>>>>>
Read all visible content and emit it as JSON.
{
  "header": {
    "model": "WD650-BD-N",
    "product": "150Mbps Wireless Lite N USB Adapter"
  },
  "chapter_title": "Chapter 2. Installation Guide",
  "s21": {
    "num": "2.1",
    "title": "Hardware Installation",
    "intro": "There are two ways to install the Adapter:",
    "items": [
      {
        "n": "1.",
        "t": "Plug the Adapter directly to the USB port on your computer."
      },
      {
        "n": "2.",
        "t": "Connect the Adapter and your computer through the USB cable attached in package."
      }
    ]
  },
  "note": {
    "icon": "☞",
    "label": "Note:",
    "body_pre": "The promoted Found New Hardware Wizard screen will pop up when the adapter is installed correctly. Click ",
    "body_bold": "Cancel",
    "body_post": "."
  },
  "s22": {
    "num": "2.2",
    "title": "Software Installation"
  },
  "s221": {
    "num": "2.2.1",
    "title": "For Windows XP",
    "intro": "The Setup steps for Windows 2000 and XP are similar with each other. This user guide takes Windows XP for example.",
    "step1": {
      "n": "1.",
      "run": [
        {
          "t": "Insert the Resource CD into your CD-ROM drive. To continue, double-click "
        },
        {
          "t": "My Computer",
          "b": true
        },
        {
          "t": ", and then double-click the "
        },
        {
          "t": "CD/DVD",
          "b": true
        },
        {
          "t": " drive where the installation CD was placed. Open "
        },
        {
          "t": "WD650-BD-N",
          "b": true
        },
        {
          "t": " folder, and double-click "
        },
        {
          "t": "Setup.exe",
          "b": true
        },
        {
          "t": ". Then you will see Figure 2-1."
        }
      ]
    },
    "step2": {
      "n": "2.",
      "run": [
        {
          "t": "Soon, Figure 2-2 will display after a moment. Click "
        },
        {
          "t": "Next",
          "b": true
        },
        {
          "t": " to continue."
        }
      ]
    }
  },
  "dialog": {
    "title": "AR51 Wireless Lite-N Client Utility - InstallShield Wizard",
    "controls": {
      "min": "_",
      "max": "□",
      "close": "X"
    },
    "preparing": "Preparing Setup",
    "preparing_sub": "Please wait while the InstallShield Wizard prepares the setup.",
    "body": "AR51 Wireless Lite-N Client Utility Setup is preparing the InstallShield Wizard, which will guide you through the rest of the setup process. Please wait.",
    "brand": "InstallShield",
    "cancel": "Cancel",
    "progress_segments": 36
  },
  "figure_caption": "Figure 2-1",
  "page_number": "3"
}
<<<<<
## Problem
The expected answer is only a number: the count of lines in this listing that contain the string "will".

## Output
4